Driven by pure passion for the relationship, he relentlessly pursues a course of action to deal with the barrier. Without HIS initiative the dream would remain a dream since it could not be achieved by human effort. Thus God took the necessary step to realize and communicate his dream. When God wanted to communicate in the most effective way, “The Word became flesh and dwelt among us,” (John 1:14). God comes from heaven to earth to live with the profanity of humanity. This shows how hopelessly devoted he is to the fulfillment of his dream. “God with man was pleased to dwell, Jesus our Emmanuel.” It is all about relationship!

Through Jesus, God longs that we see and know that HIS heart pines for relationship, “for God so loved the world that he gave his only son,” (John 3:16). Through Jesus, God’s affection, commitment and grace appeared (Titus 2:11). Moreover, God calls on Jesus, the faithful and obedient carpenter from Galilee, to repair the breach in the relationship (Heb 10:5).  He asks Jesus to do the work and pay the bill, a request that would eventually cost him his life. As a result of Jesus’ work on the cross, he removes the relational barrier. “God and sinner reconciled.” God’s dream has come true. It is all about relationship!

 


 

 

 

     Dr. Donna Petter
    
Director of the Hebrew Language Program;
     Associate Professor of Old Testament

 

 

 

Tags:

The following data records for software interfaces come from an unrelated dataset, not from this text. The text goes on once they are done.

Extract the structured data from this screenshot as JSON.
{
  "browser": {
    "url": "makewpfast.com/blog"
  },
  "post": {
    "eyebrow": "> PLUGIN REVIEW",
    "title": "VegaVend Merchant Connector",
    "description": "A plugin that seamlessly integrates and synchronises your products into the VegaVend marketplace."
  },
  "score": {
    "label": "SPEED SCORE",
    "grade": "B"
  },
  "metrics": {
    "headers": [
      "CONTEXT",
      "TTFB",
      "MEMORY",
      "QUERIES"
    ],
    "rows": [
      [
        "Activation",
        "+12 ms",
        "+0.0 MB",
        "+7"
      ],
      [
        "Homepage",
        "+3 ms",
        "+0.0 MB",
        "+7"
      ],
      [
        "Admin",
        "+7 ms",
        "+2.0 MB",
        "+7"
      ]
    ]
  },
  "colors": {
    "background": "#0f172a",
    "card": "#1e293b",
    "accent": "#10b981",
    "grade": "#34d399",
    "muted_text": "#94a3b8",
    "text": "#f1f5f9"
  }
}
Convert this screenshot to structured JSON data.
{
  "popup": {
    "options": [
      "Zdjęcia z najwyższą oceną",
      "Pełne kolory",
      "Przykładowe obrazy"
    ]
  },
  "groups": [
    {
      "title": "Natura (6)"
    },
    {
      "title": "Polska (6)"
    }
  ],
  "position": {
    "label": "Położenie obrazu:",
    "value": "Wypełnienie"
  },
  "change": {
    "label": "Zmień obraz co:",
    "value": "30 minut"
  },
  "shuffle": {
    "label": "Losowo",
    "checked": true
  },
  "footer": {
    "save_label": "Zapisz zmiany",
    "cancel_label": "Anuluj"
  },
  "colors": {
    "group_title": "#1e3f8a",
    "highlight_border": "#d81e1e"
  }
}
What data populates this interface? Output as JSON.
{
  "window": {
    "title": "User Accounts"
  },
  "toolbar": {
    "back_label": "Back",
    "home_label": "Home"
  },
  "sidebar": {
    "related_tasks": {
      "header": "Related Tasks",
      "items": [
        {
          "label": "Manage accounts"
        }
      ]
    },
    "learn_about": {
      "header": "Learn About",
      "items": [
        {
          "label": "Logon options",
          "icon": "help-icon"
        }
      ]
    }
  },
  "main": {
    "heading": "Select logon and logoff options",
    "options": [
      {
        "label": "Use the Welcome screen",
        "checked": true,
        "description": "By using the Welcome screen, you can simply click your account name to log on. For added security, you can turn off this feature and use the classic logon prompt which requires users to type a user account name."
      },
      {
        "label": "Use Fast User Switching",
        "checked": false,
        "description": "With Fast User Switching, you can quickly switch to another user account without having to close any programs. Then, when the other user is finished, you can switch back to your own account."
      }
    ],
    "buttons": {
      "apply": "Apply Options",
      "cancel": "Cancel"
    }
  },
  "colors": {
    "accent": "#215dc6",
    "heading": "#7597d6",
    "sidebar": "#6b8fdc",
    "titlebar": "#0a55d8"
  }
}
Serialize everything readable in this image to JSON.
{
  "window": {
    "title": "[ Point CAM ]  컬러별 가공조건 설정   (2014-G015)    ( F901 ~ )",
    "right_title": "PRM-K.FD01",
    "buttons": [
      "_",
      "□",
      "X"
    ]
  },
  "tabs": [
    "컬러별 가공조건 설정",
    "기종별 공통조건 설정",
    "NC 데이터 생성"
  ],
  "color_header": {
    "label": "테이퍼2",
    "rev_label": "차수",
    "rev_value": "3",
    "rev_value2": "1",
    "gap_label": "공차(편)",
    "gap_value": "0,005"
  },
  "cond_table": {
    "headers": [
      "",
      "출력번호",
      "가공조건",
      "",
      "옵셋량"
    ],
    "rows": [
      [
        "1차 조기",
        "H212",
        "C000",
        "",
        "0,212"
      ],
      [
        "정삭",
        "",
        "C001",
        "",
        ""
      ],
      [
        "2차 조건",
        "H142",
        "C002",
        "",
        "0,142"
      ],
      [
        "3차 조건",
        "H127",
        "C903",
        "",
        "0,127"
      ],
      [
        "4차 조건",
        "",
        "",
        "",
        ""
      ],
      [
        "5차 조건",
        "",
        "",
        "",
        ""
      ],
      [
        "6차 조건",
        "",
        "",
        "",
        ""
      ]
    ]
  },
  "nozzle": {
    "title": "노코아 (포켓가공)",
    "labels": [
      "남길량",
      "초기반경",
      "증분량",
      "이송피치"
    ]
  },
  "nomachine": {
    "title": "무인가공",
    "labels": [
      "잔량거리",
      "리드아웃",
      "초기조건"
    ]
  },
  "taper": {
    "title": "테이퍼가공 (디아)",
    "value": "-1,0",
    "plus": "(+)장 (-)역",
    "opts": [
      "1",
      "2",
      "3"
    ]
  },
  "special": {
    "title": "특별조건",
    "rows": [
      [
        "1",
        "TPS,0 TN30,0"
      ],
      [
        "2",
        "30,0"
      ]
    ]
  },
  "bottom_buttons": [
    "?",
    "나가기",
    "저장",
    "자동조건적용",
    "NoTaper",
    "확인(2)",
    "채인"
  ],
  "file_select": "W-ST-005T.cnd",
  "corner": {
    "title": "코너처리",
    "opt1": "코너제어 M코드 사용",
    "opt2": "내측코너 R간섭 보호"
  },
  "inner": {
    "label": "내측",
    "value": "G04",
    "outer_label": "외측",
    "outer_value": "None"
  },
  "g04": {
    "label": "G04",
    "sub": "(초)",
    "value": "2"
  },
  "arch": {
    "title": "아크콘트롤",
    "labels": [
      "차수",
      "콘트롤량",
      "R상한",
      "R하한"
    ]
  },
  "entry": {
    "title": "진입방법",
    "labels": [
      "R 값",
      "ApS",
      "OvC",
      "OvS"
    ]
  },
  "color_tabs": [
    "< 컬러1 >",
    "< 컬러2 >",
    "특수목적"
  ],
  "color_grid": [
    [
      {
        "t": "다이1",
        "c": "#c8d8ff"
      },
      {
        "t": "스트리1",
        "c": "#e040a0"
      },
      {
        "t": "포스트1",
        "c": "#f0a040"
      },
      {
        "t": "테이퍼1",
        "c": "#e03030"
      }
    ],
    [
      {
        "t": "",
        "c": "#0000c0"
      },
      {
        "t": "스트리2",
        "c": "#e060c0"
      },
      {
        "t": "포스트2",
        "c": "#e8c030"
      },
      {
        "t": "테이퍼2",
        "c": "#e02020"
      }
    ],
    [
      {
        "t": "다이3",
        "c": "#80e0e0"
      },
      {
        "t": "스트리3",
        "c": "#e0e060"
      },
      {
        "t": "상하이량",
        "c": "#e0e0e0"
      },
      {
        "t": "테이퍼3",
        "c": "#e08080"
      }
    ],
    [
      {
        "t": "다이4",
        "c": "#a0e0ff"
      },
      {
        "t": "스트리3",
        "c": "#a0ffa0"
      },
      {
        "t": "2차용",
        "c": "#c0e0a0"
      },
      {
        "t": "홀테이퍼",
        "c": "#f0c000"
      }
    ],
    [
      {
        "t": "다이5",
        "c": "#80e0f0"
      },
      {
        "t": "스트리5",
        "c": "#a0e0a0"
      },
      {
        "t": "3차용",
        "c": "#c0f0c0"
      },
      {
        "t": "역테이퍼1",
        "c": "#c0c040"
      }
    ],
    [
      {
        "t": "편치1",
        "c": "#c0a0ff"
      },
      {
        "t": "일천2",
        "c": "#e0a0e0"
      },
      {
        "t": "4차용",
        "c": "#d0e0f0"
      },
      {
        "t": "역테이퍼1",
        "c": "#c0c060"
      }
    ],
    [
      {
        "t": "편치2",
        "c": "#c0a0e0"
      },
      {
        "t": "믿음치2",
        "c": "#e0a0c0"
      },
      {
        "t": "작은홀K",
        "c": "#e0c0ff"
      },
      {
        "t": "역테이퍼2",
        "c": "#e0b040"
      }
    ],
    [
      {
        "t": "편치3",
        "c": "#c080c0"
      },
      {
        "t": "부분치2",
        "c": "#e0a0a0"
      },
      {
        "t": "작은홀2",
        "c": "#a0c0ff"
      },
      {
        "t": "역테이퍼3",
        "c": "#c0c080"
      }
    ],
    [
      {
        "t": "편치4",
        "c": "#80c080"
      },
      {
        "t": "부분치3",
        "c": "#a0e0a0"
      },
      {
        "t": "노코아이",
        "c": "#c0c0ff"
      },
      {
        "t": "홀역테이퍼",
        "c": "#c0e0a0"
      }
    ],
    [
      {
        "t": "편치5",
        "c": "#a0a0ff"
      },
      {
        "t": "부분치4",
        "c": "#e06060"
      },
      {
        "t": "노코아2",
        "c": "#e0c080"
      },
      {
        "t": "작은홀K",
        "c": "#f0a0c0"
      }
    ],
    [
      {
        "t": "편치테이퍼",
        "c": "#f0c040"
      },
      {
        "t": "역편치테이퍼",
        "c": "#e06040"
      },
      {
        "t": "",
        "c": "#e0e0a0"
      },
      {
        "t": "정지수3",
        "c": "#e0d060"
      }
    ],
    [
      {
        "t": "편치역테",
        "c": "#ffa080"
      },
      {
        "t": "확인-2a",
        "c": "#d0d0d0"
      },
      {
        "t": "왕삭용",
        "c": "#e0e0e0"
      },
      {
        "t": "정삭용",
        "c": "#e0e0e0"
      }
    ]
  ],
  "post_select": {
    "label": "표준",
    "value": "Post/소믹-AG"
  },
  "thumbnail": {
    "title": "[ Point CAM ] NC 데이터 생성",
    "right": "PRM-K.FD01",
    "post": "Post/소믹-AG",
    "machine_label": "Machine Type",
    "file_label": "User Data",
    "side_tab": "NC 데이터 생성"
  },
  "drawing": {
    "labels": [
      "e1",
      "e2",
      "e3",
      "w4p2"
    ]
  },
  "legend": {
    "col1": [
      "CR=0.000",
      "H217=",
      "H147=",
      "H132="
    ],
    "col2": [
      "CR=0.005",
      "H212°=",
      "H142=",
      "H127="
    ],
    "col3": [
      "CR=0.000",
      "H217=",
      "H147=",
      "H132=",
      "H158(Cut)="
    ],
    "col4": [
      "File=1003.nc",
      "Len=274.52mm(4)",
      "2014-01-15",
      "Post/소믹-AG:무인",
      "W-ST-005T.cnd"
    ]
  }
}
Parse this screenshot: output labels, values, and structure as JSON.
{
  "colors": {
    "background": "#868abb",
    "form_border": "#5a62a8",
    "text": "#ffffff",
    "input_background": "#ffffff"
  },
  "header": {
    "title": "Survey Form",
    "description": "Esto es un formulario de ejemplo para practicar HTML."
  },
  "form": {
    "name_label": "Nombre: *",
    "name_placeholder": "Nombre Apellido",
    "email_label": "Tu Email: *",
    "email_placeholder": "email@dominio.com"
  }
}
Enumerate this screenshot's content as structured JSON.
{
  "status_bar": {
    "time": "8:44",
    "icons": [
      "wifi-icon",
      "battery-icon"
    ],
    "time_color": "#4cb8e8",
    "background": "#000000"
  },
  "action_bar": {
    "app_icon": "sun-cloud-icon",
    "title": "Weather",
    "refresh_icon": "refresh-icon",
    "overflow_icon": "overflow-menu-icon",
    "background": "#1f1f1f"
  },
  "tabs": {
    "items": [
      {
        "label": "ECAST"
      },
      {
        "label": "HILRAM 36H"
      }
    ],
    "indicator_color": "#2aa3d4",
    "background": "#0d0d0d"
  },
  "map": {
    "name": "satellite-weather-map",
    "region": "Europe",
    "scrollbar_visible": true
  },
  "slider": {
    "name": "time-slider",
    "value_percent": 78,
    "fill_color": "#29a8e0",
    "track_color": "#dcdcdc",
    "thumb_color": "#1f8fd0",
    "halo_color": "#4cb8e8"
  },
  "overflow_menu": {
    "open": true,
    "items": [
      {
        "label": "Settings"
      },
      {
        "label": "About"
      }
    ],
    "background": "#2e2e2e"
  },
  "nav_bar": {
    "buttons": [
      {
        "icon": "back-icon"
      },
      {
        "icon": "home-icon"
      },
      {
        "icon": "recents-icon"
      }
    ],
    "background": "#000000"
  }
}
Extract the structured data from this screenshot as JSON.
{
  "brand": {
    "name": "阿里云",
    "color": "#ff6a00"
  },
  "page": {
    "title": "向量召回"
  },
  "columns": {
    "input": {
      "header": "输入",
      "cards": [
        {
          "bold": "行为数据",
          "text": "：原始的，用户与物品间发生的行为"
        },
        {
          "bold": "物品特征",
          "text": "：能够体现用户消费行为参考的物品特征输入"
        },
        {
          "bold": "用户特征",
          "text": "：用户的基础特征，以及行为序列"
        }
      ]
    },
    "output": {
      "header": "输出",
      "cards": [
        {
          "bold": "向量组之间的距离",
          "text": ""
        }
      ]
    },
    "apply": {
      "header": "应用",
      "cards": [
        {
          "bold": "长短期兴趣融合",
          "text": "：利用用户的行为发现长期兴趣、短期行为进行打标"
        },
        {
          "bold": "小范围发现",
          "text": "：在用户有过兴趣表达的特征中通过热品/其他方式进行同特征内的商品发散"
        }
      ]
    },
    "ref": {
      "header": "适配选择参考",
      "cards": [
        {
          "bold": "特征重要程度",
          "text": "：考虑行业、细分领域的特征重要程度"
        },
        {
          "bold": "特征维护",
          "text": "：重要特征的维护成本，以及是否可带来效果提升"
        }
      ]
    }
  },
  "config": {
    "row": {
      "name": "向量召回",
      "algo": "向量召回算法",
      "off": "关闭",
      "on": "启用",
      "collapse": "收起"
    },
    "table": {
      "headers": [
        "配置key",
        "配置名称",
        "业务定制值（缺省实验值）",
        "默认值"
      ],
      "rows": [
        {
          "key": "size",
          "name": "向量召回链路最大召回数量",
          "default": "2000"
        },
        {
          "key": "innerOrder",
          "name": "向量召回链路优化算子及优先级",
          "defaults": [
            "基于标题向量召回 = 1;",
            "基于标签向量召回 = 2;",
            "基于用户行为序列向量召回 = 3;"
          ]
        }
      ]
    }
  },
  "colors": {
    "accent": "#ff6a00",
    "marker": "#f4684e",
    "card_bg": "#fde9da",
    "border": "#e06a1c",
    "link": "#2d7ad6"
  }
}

Add comment

COMMENTS

No comments yet. Be the first!

Advent Devotional Day 19: Come, Thou Long-Expected Jesus

December 21, 2017

 
2017 Gordon-Conwell Advent Devotional

Day 19 | Come, Thou Long-Expected Jesus
 

Psalm 89

 

Following the most despairing of all the psalms, Psalm 89 turns to exalted praise for the steadfast love and faithfulness of God. He is the Holy One of Israel whose unfailing love and faithfulness are the security and guarantee of his covenantal promises to his servant David and to his chosen people Israel.

The psalm then enumerates God’s irrevocable promises to love, favor, strengthen, protect and establish David’s throne forever in righteousness, justice, kindness and truth. In the fulfillment of these promises the ancients anticipated the coming of the Messiah—God’s anointed One, the firstborn, the eternal King of Kings.

However, despite the depth and strength of his conviction about God’s trustworthiness, the psalmist still anguishes over the absence and silence of God amid the devastating crisis of the exile. This sense of rejection, abandonment, and judgment by God leads to an angry indictment against God for his betrayal of David. The psalmist concludes with three accusatory questions: How long, O Lord? Who can save? Where is your steadfast love and faithfulness?

We know now that all three questions were answered in Jesus Christ: 
“…from the exile to the Christ fourteen generations,” (Matt 1:17); 
“…call his name Jesus, for he will save his people,” (Matt 1:22); 
“…God shows his love for us in that while we were still sinners, Christ died for us” (Rom 5:8).

Though God’s promises were never in doubt, the psalmist could not see that at the time. Even so, in faith he managed one final benediction: Blessed be the Lord forever.

Amid our own crises in this Advent season—for many, an unprecedented season of suffering and grief from injustice, violence, financial hardship, disease, political turmoil, international conflict and even natural disasters—let us, like the psalmist, rest in God’s unfailing love and faithfulness. Though we likewise do not yet see the fulfillment of all his promises, we can wait patiently—and confidently! For his second coming is as certain as his first.

 


 

 

    

     Dr. Edward M. Keazirian
     Director of the Greek Language Program at Hamilton;
     Assistant Professor of New Testament

Tags:

Add comment

COMMENTS

No comments yet. Be the first!